Is Your Roof Solar Compatible?

By March 15, 2021April 18th, 2021No Comments

In the grand scheme of all things solar, the humble old roof is usually taken for granted. Most people like to think that their roof is solar-fit and can handle any installation. After all, aren’t solar panels designed to go on them? Or, they may feel that handling the roof is the installer’s job and they’ll find a way to make it work.

Both such lines of thinking can present problems down the road. Buyers may end up expecting installations that their roof simply isn’t capable of supporting. The kind of roof you have can dictate how your solar power system will be designed and installed, both of which are a significant part of the cost factor.

This is why it’s important to understand what kind of a roof you have, whether it is suitable for solar installation and what are your options if it is not.

How Do Solar Panels Affect a Roof

It’s best to work our way backwards here and ask what kind of an impact the panels themselves will have on your roof. Firstly, the panels will add weight to the roof. A typical solar panel weighs around 1-2 kg per square foot with the underlying mounting structure.

While regular 3-5 kW systems will fall within the acceptable limits for most roofing materials, it’s best to consult with your installer and roofing contractor whether your roof can handle the load. For reference, here are the typical acceptable load weights by roof material type —

Roofing Material Weight per 100 Square Foot
Asphalt Shingles
Plastic Polymer
Clay Tile

Solar panels also affect the temperature of your roof. In a good way. Since they’re soaking up solar radiation, they can help you keep your roofs (and hence, your home) cool. A study had found that solar panels on average reduced roof temperature by five degrees. A cooler roof can keep your electricity bills down during the hotter summer months since you won’t have to crank up the air conditioner all the way.

Since the panels are designed to take the most of what weather likes to throw at us, they also act as a shield of armour for your roof. The service life of roofs with solar panels increases as they don’t have to put up with as much abuse.

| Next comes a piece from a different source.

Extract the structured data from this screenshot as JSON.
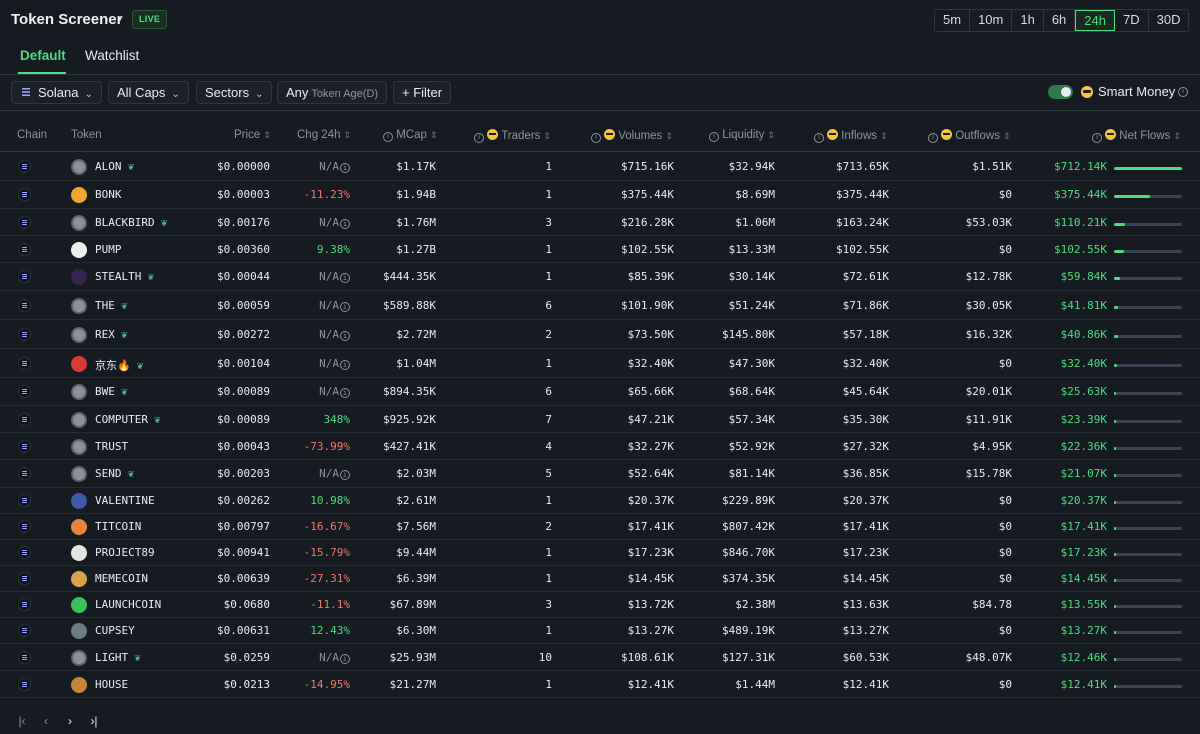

Finally, solar panels may or may not affect your roof’s warranty depending on how they are mounted and what your roof warranty covers. Generally, a roofer may consider the warranty void if the mounting system penetrates the roof. But, not all solar panel mounts require drilling. Those that use roof clamps won’t have any noticeable effect. Even so, it’s best to talk with your roof before proceeding here.

How Roofing Material Affects Solar Installation

As we covered above, different roof materials have different load bearing capacity. But, they also affect how an installer will go about putting solar panels on them.

Asphalt Shingles: Asphalt is the most popular roofing material and fortunately, works well with solar panels. A lot will depend on how thick the shingles are. Generally, thicker shingles have longer warranties. If the installer has to drill the roof for installation then they will need to “flash” it as well. Flashing involves adding additional material in order to stop water from seeping inside the roof.

Metal Roofs: Metal roofs can be easy or challenging for installers depending on their construction. Standing seam roofs are easy as the installer can simply clamp the mounting system to it. Corrugated metal roofs on the other hand are harder to work with since they’re usually not strong enough to support the weight of the panels. and the panel mounts have to be attached to the support structure underneath.

Clay Tile Roofs: While they look great, clay tiles are not ideal for solar panels because they are so brittle. Consequently, installing a solar power system on a tile roof can cost more as there’s usually some damage to the tiles and installers have to spend more man-hours on them.

Some installers can use a method called “comp-out” where they replace the tiles underneath the panels with composite shingles. Others may opt to drill a hole in the tile and attach the panels to the wooden sheath underneath the tiles.

Wood Roofs: Wood is again, not ideal for a solar installation but can be worked on with a little effort. Like clay tile roofs, installers usually install the panels on the roof’s underlying structure rather than the roof itself.

Find an Installer Right For Your Roof

Installers will often have experience in installing panels on specific kinds of roofs. While many may tell you they can design and install any system on any roof to score the sale, chances are they actually haven’t worked on a house with a roof such as yours.

With bidmysolar’s help, you can find the best installer for your home in a few clicks. Our process ensures the buyer’s interests are held highest and only the best, CEC approved solar installers bid on your project.

Interested in finding out more? Feel free to contact us with any questions you may have.